England dominant in every aspect
In their last 25 Tests in Australia before this series, England had won three and lost 18, which puts into perspective just how monumental this success is. The last time England won consecutive Ashes series was in the mid-1980s, when they won at home in 1985 and then repeated the success in Australia in 1986-87. Given England's form this series, they look good to achieve that in Sydney.
Australia, on the other hand, have sunk to new depths: this is the first time they've have lost two Tests in a home series by an innings. The previous occasion when they lost more than one Test by an innings was in England in 1985-86, when they lost at Edgbaston and The Oval. The innings-and-157-run defeat was their eighth-worst defeat in Tests, of which six have come against England. Of those eight defeats, only three have happened since 1980. It is also the second-biggest margin of defeat for Australia at the MCG - after the innings-and-225-run loss to England in 1912 - and their worst Ashes loss since Manchester in 1956, when Jim Laker took 19 for 90 and England won by an innings and 170 runs. Australia's fall from their high perch can be gleaned from the fact that they've lost by an innings three times since the beginning of 2009; between 1992-93 and 2008 it happened only twice.
Australia fought back well in Perth, but over the course of the series, they've been completely outplayed. In the four Tests so far, Australia's batting average is 28.40, and they've scored three centuries and 14 fifties. The last occasion that Australia averaged less than 30 in a home series of three or more matches was in 1996-97 against West Indies, when they won 3-2.
England, on the other hand, have averaged 45.47, with six centuries and ten fifties. It's only the third occasion that a visiting team has averaged over 45 in a series (minimum three matches) in Australia. The inability of the Australians to convert fifties into hundreds has been one of their major problems, and proof that England's bowlers haven't allowed the batsmen to feel settled even when they've got off to starts.
Three of Australia's batsmen - Michael Hussey, Shane Watson and Brad Haddin - average more than 50, but the drop in performance thereafter is drastic: the next best is Simon Katich (24.25), while Steven Smith and Michael Clarke average barely more than 20. The most disappointing, obviously, has been their captain: Ricky Ponting averages 16.14 in his eight innings so far. In series of at least two Tests, only twice has he averaged lesser than this - in the 2000-01 series in India he averaged 3.40 in five innings, while in the Ashes series in 1998-99, he averaged 11.75 in three Tests.
For England, on the other hand, two batsmen - Alastair Cook and Jonathan Trott - have averaged more than 100, two more - Kevin Pietersen and Ian Bell - have averaged more than 50, while Andrew Strauss has a series average of 41.16. The only worry has been Paul Collingwood, who has scored 70 runs in five innings.
The partnership stats tell a similar story - eight century stands for England, and only four for Australia.

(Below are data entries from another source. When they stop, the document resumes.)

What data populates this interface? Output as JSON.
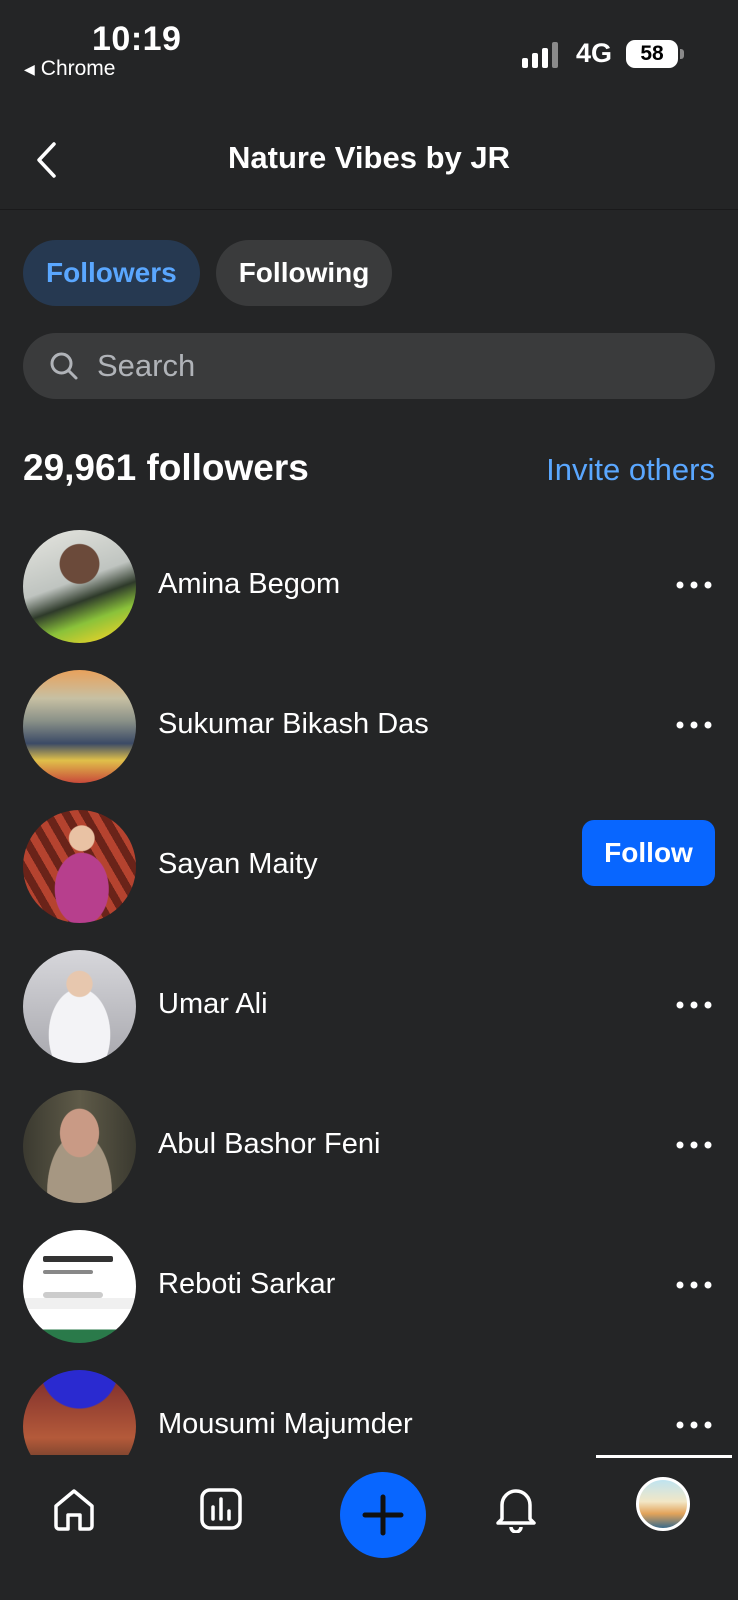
{
  "status_bar": {
    "time": "10:19",
    "back_app": "Chrome",
    "network": "4G",
    "battery": "58"
  },
  "header": {
    "title": "Nature Vibes by JR"
  },
  "tabs": [
    {
      "label": "Followers",
      "active": true
    },
    {
      "label": "Following",
      "active": false
    }
  ],
  "search": {
    "placeholder": "Search"
  },
  "followers": {
    "count_label": "29,961 followers",
    "invite_label": "Invite others"
  },
  "list": [
    {
      "name": "Amina Begom",
      "action": "more"
    },
    {
      "name": "Sukumar Bikash Das",
      "action": "more"
    },
    {
      "name": "Sayan Maity",
      "action": "follow",
      "follow_label": "Follow"
    },
    {
      "name": "Umar Ali",
      "action": "more"
    },
    {
      "name": "Abul Bashor Feni",
      "action": "more"
    },
    {
      "name": "Reboti Sarkar",
      "action": "more"
    },
    {
      "name": "Mousumi Majumder",
      "action": "more"
    }
  ],
  "nav": {
    "items": [
      "home-icon",
      "insights-icon",
      "create-icon",
      "notifications-icon",
      "profile-avatar"
    ]
  },
  "colors": {
    "background": "#242526",
    "accent": "#0866ff",
    "link": "#5aa7ff"
  }
}
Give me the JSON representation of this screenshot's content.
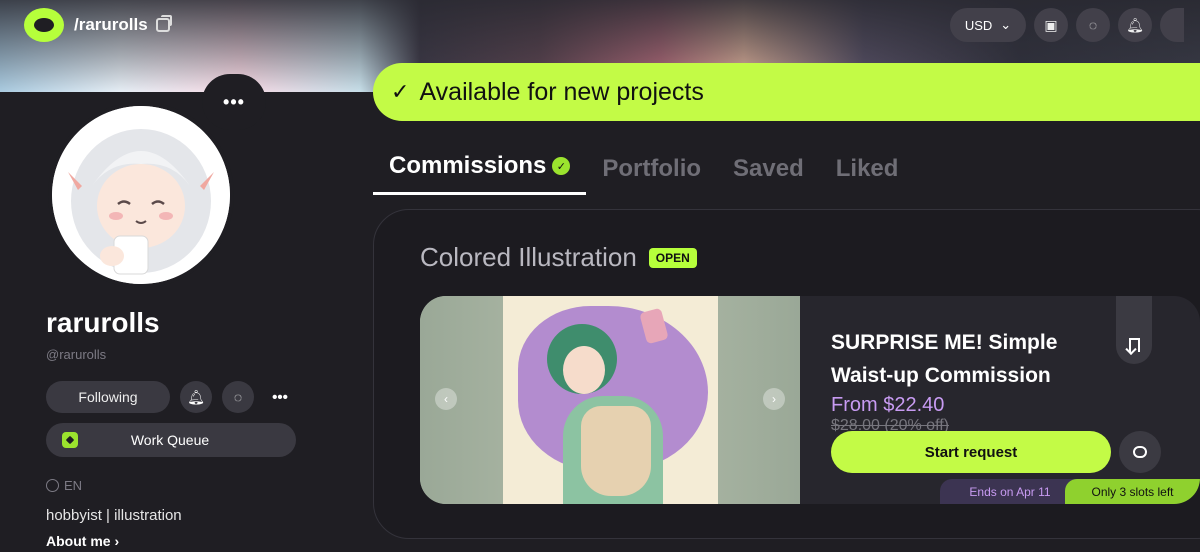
{
  "header": {
    "site_path": "/rarurolls",
    "currency": "USD"
  },
  "availability": {
    "text": "Available for new projects"
  },
  "profile": {
    "name": "rarurolls",
    "handle": "@rarurolls",
    "following_label": "Following",
    "work_queue_label": "Work Queue",
    "language": "EN",
    "bio": "hobbyist | illustration",
    "about_label": "About me ›",
    "more_label": "•••"
  },
  "tabs": [
    {
      "label": "Commissions"
    },
    {
      "label": "Portfolio"
    },
    {
      "label": "Saved"
    },
    {
      "label": "Liked"
    }
  ],
  "section": {
    "title": "Colored Illustration",
    "badge": "OPEN"
  },
  "commission": {
    "title": "SURPRISE ME! Simple Waist-up Commission",
    "price_from": "From $22.40",
    "price_original": "$28.00 (20% off)",
    "start_label": "Start request",
    "ends": "Ends on Apr 11",
    "slots": "Only 3 slots left"
  },
  "colors": {
    "accent": "#c3fb46",
    "price": "#c89bf2",
    "background": "#1f1e23"
  }
}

The average partnership for each of the top three wickets for Australia is less than 35; for England they're all greater than 70.
|Wicket||Eng - ave||100/ 50 stands||Aus - ave||100/ 50 stands|
|First||75.16||2/ 1||33.50||0/ 3|
|Second||114.40||2/ 0||31.42||1/ 0|
|Third||72.20||1/ 2||12.28||0/ 0|
|Fourth||33.20||1/ 0||54.57||2/ 1|
|Fifth||39.40||1/ 1||33.14||0/ 2|
|Sixth||71.25||1/ 1||72.14||1/ 2|
|Seventh||14.75||0/ 0||11.28||0/ 1|
The bowling load has been similarly shared for England, with all their fast bowlers averaging less than 35, with Chris Tremlett's 13 wickets costing him 19 each, and James Anderson's 17 coming at 29.29 apiece. For Australia, only Ryan Harris and Peter Siddle have come to the party. Ben Hilfenhaus has been the biggest disappointment - his four wickets have cost 73.50 each, and have come at a gap of nearly 30 overs.
S Rajesh is stats editor, and Madhusudhan is stats assistant at Cricinfo.